_TASK OBJECTIVE_
Your task is to retype all of the records below with complete accuracy.

_RAW DATA_

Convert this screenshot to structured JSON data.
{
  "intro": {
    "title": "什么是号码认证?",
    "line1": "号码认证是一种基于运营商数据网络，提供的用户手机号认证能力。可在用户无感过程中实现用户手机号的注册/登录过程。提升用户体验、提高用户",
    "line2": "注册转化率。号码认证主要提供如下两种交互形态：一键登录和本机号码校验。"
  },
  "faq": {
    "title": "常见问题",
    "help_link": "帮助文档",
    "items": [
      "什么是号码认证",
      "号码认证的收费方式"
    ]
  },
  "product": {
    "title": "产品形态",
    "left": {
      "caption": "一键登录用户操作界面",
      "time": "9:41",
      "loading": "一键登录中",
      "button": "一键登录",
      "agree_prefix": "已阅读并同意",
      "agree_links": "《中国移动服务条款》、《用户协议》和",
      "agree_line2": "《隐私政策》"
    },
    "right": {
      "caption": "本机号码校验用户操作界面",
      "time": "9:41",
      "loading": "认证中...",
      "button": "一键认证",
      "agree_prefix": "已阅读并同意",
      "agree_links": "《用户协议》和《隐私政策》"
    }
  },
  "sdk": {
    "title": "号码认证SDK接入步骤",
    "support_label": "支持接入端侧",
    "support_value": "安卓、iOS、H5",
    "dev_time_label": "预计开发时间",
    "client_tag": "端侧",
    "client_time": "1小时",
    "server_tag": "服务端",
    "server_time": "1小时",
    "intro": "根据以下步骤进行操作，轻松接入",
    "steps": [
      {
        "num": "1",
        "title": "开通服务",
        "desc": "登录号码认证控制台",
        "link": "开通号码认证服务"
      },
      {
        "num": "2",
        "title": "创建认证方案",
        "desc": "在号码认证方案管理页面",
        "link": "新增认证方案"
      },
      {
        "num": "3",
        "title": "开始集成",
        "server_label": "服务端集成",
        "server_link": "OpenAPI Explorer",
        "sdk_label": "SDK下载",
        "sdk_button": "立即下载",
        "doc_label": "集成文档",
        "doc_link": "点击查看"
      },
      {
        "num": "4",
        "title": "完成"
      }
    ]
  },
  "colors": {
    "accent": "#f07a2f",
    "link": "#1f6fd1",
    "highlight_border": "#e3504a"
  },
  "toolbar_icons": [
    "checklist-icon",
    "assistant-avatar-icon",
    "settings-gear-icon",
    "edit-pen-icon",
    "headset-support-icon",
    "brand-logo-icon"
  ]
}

_RESULT_
Convert this screenshot to structured JSON data.
{
  "intro": {
    "title": "什么是号码认证?",
    "line1": "号码认证是一种基于运营商数据网络，提供的用户手机号认证能力。可在用户无感过程中实现用户手机号的注册/登录过程。提升用户体验、提高用户",
    "line2": "注册转化率。号码认证主要提供如下两种交互形态：一键登录和本机号码校验。"
  },
  "faq": {
    "title": "常见问题",
    "help_link": "帮助文档",
    "items": [
      "什么是号码认证",
      "号码认证的收费方式"
    ]
  },
  "product": {
    "title": "产品形态",
    "left": {
      "caption": "一键登录用户操作界面",
      "time": "9:41",
      "loading": "一键登录中",
      "button": "一键登录",
      "agree_prefix": "已阅读并同意",
      "agree_links": "《中国移动服务条款》、《用户协议》和",
      "agree_line2": "《隐私政策》"
    },
    "right": {
      "caption": "本机号码校验用户操作界面",
      "time": "9:41",
      "loading": "认证中...",
      "button": "一键认证",
      "agree_prefix": "已阅读并同意",
      "agree_links": "《用户协议》和《隐私政策》"
    }
  },
  "sdk": {
    "title": "号码认证SDK接入步骤",
    "support_label": "支持接入端侧",
    "support_value": "安卓、iOS、H5",
    "dev_time_label": "预计开发时间",
    "client_tag": "端侧",
    "client_time": "1小时",
    "server_tag": "服务端",
    "server_time": "1小时",
    "intro": "根据以下步骤进行操作，轻松接入",
    "steps": [
      {
        "num": "1",
        "title": "开通服务",
        "desc": "登录号码认证控制台",
        "link": "开通号码认证服务"
      },
      {
        "num": "2",
        "title": "创建认证方案",
        "desc": "在号码认证方案管理页面",
        "link": "新增认证方案"
      },
      {
        "num": "3",
        "title": "开始集成",
        "server_label": "服务端集成",
        "server_link": "OpenAPI Explorer",
        "sdk_label": "SDK下载",
        "sdk_button": "立即下载",
        "doc_label": "集成文档",
        "doc_link": "点击查看"
      },
      {
        "num": "4",
        "title": "完成"
      }
    ]
  },
  "colors": {
    "accent": "#f07a2f",
    "link": "#1f6fd1",
    "highlight_border": "#e3504a"
  },
  "toolbar_icons": [
    "checklist-icon",
    "assistant-avatar-icon",
    "settings-gear-icon",
    "edit-pen-icon",
    "headset-support-icon",
    "brand-logo-icon"
  ]
}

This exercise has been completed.